Colonial Hall and Masonic Lodge No. 30
Backstory and Context
Dominating the structure visually from the front is the home’s semi-circle portico, which is flanked by symmetrical windows on both floors. Four Corinthian-style columns originally supported the portico, but in 2019, only two remain. Fluted pilaster strips decorate these columns, which are capped by Corinthian capitals.
The eaves of the hipped roof are dentillated, giving the appearance of a classical cornice. Though two chimneys continue the symmetry, when the house was built, only the north chimney functioned; the southern chimney merely served a decorative function and balanced the design. The circular theme of the portico is mirrored by a round window on the south side of the second floor, a wooden spiral staircase, and rounded interior corners within the dining room.
The home served a dual purpose for its owners: the married physicians Flora and Alanson Aldrich. The couple used it as a residence as well as a site for their separate offices, which occupied the north side on the main floor. The patients used a separate entrance.
Alanson Aldrich specialized in otolaryngology (the medical study of the ear, nose, and throat) and earned an international reputation as an innovator in his field. Although he maintained an office in Colonial Hall, his main practice was in Minneapolis. He was a member of the Hennepin County Medical Society, the State Medical Society, and the American Medical Association. He was also an active member of the Masons. Flora Aldrich specialized in women’s and children’s health and maintained her practice in Anoka while also serving as a charter member of Anoka’s Philolectian Society.

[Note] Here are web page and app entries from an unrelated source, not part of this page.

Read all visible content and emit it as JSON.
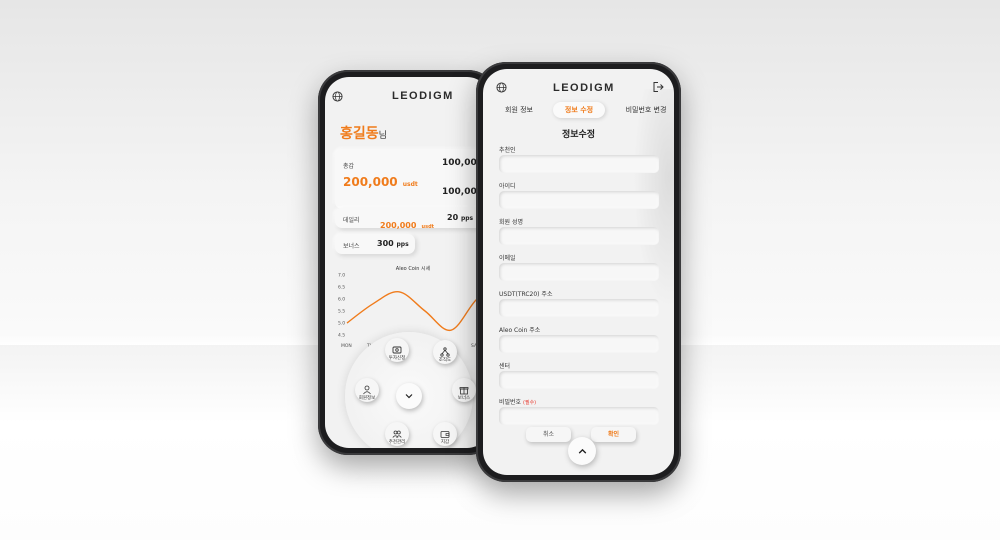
{
  "brand": {
    "logo": "LEODIGM",
    "accent": "#f07c1c",
    "required_color": "#e83a2e"
  },
  "dashboard": {
    "greeting_name": "홍길동",
    "greeting_suffix": "님",
    "total_label": "총갑",
    "total_value": "200,000",
    "total_unit": "usdt",
    "invest_label": "투자",
    "invest_value_1": "100,000",
    "invest_unit_1": "u",
    "invest_value_2": "100,000",
    "invest_unit_2": "u",
    "daily_label": "데일리",
    "daily_value": "200,000",
    "daily_unit": "usdt",
    "daily_pps": "20",
    "pps_unit": "pps",
    "bonus_label": "보너스",
    "bonus_value": "300",
    "bonus_unit": "pps"
  },
  "chart_data": {
    "type": "line",
    "title": "Aleo Coin 시세",
    "x": [
      "MON",
      "THU",
      "",
      "",
      "",
      "SAT",
      ""
    ],
    "y_ticks": [
      "7.0",
      "6.5",
      "6.0",
      "5.5",
      "5.0",
      "4.5"
    ],
    "ylim": [
      4.5,
      7.0
    ],
    "series": [
      {
        "values": [
          5.0,
          5.8,
          6.3,
          5.5,
          4.7,
          6.0,
          6.7
        ],
        "color": "#f07c1c"
      }
    ],
    "grid": false
  },
  "radial_menu": {
    "items": [
      {
        "label": "투자신청",
        "icon": "invest-icon"
      },
      {
        "label": "조직도",
        "icon": "org-chart-icon"
      },
      {
        "label": "회원정보",
        "icon": "user-icon"
      },
      {
        "label": "보너스",
        "icon": "gift-icon"
      },
      {
        "label": "추천관리",
        "icon": "users-icon"
      },
      {
        "label": "지갑",
        "icon": "wallet-icon"
      }
    ],
    "center_icon": "chevron-down-icon"
  },
  "profile_form": {
    "tabs": [
      {
        "label": "회원 정보",
        "active": false
      },
      {
        "label": "정보 수정",
        "active": true
      },
      {
        "label": "비밀번호 변경",
        "active": false
      }
    ],
    "title": "정보수정",
    "fields": [
      {
        "label": "추천인",
        "value": ""
      },
      {
        "label": "아이디",
        "value": ""
      },
      {
        "label": "회원 성명",
        "value": ""
      },
      {
        "label": "이메일",
        "value": ""
      },
      {
        "label": "USDT(TRC20) 주소",
        "value": ""
      },
      {
        "label": "Aleo Coin 주소",
        "value": ""
      },
      {
        "label": "센터",
        "value": ""
      },
      {
        "label": "비밀번호",
        "required": "(필수)",
        "value": ""
      }
    ],
    "cancel_label": "취소",
    "confirm_label": "확인"
  }
}
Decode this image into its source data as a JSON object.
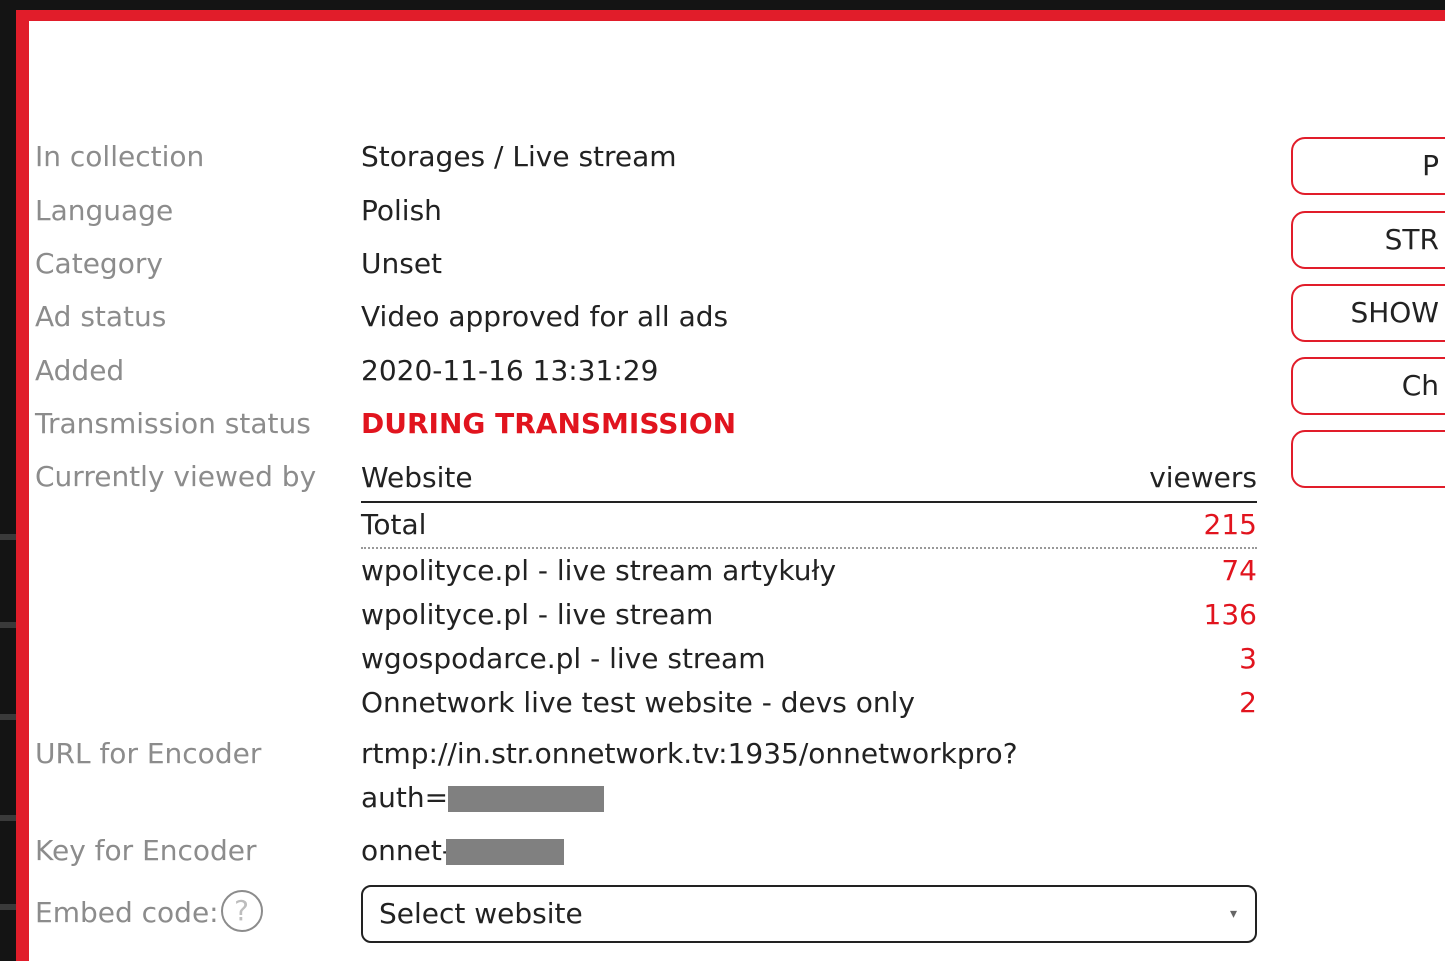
{
  "details": {
    "collection": {
      "label": "In collection",
      "value": "Storages / Live stream"
    },
    "language": {
      "label": "Language",
      "value": "Polish"
    },
    "category": {
      "label": "Category",
      "value": "Unset"
    },
    "ad_status": {
      "label": "Ad status",
      "value": "Video approved for all ads"
    },
    "added": {
      "label": "Added",
      "value": "2020-11-16 13:31:29"
    },
    "transmission_status": {
      "label": "Transmission status",
      "value": "DURING TRANSMISSION",
      "color": "#e1141e"
    },
    "viewed_by": {
      "label": "Currently viewed by"
    },
    "encoder_url": {
      "label": "URL for Encoder",
      "line1": "rtmp://in.str.onnetwork.tv:1935/onnetworkpro?",
      "line2_prefix": "auth="
    },
    "encoder_key": {
      "label": "Key for Encoder",
      "prefix": "onnet-"
    },
    "embed": {
      "label": "Embed code:",
      "help_glyph": "?",
      "select_value": "Select website",
      "caret": "▾"
    }
  },
  "viewers": {
    "header_website": "Website",
    "header_viewers": "viewers",
    "total_label": "Total",
    "total_value": "215",
    "rows": [
      {
        "site": "wpolityce.pl - live stream artykuły",
        "count": "74"
      },
      {
        "site": "wpolityce.pl - live stream",
        "count": "136"
      },
      {
        "site": "wgospodarce.pl - live stream",
        "count": "3"
      },
      {
        "site": "Onnetwork live test website - devs only",
        "count": "2"
      }
    ]
  },
  "side_buttons": [
    "P",
    "STR",
    "SHOW",
    "Ch",
    ""
  ],
  "colors": {
    "accent": "#e11d2a",
    "label": "#8c8c8c",
    "number": "#e1141e"
  }
}
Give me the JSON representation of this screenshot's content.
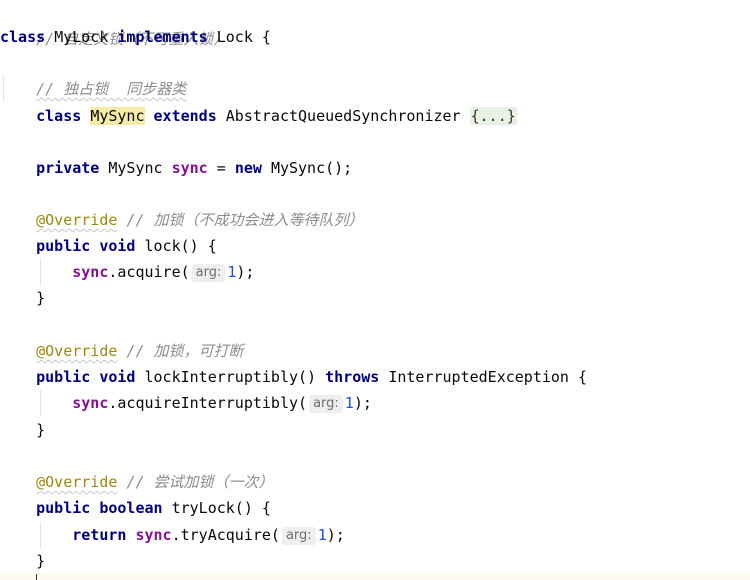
{
  "code": {
    "line1_comment": "// 自定义锁（不可重入锁）",
    "line2": {
      "kw_class": "class",
      "name": "MyLock",
      "kw_implements": "implements",
      "iface": "Lock",
      "brace": "{"
    },
    "line4_comment": "// 独占锁  同步器类",
    "line5": {
      "kw_class": "class",
      "name": "MySync",
      "kw_extends": "extends",
      "base": "AbstractQueuedSynchronizer",
      "folded": "{...}"
    },
    "line7": {
      "kw_private": "private",
      "type": "MySync",
      "field": "sync",
      "eq": "=",
      "kw_new": "new",
      "ctor": "MySync();"
    },
    "line9": {
      "ann": "@Override",
      "comment": "// 加锁（不成功会进入等待队列）"
    },
    "line10": {
      "kw_public": "public",
      "kw_void": "void",
      "sig": "lock() {"
    },
    "line11": {
      "field": "sync",
      "call": ".acquire(",
      "hint": "arg:",
      "num": "1",
      "end": ");"
    },
    "line12": "}",
    "line14": {
      "ann": "@Override",
      "comment": "// 加锁，可打断"
    },
    "line15": {
      "kw_public": "public",
      "kw_void": "void",
      "sig": "lockInterruptibly()",
      "kw_throws": "throws",
      "exc": "InterruptedException {"
    },
    "line16": {
      "field": "sync",
      "call": ".acquireInterruptibly(",
      "hint": "arg:",
      "num": "1",
      "end": ");"
    },
    "line17": "}",
    "line19": {
      "ann": "@Override",
      "comment": "// 尝试加锁（一次）"
    },
    "line20": {
      "kw_public": "public",
      "kw_boolean": "boolean",
      "sig": "tryLock() {"
    },
    "line21": {
      "kw_return": "return",
      "field": "sync",
      "call": ".tryAcquire(",
      "hint": "arg:",
      "num": "1",
      "end": ");"
    },
    "line22": "}"
  },
  "colors": {
    "keyword": "#0033b3",
    "field": "#871094",
    "annotation": "#9e880d",
    "comment": "#8c8c8c",
    "number": "#1750eb",
    "class_highlight": "#f5eaa8",
    "folded_bg": "#e8f2e2"
  }
}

Following the Aldrichs' deaths, the local Masonic lodge (no. 30) stepped forward and purchased the house. In 1922, it built a lodge hall next to the Aldrich home and added a passageway connecting all levels of the two structures. Emulating its neighbor, the lodge also evokes the Greek Revival style with its symmetry, a round window at its peak, and an elegantly appointed entrance with pediment and columns.
Under the lodge’s ownership, the house served as a caretaker’s apartment and a real estate office. During World War II, the government used it as a recruiting office, while the school across the street frequently borrowed the lodge’s basement for gym class.
In 1971, an agreement between the lodge and the Anoka County Historical Society (ACHS) repurposed Colonial Hall into a museum. For the next thirty years, the building housed the collections and administrative offices of ACHS.
In 2019, visitors to Colonial Hall and Masonic Lodge No. 30 can enjoy the architectural significance that earned the two buildings a place on the National Register of Historic Places in 2005. Colonial Hall is also featured on the Ghosts of Anoka Walking Tour each year during the Halloween season.
Boshea, Orlaine. Untitled typescript (Colonial Hall File #18). Recollections of Mrs. Orlaine Boshea from a talk she gave at the Anoka County Historical Society, March 15, 1996.
“Dr. Aldrich Passes Away.” Anoka County Union, March 23, 1921.
Goodrich, Albert M. History of Anoka County. Minneapolis: Hennepin Publishing, 1905. (Reprinted by Anoka Bicentennial Commission, 1976.)
“Looking Back.” Anoka County Union, March 13, 1987.
Spaeth, Lynne VanBrocklin. “Colonial Hall and Masonic Lodge No. 30.” National Register of Historic Places nomination form, December 1979. State Historic Preservation Office, St. Paul.
Anoka County Historical Society.
Goodrich, Albert M. History of Anoka County and the Town of Champlin and Dayton in Hennepin County, Minnesota. Minneapolis: Hennepin Publishing, 1905.
Anderson, June. “Anoka County History: Doctors Take Honeymoon Trip of a Lifetime. ABC Newspapers, February 22, 2015.
"Colonial Hall and Masonic Lodge – Anoka, MN." Vimeo video, 4:23. Posted by Rich Oxley, December 12, 2018.
“Colonial Hall.” Halloween Honey, March 4, 2012.
“It's A New Season for Anoka's Ghost Tours.” Minneapolis Star Tribune.
Long, Kat. “Historic Tour of Anoka, Minnesota: Travel Tips.” USA Today.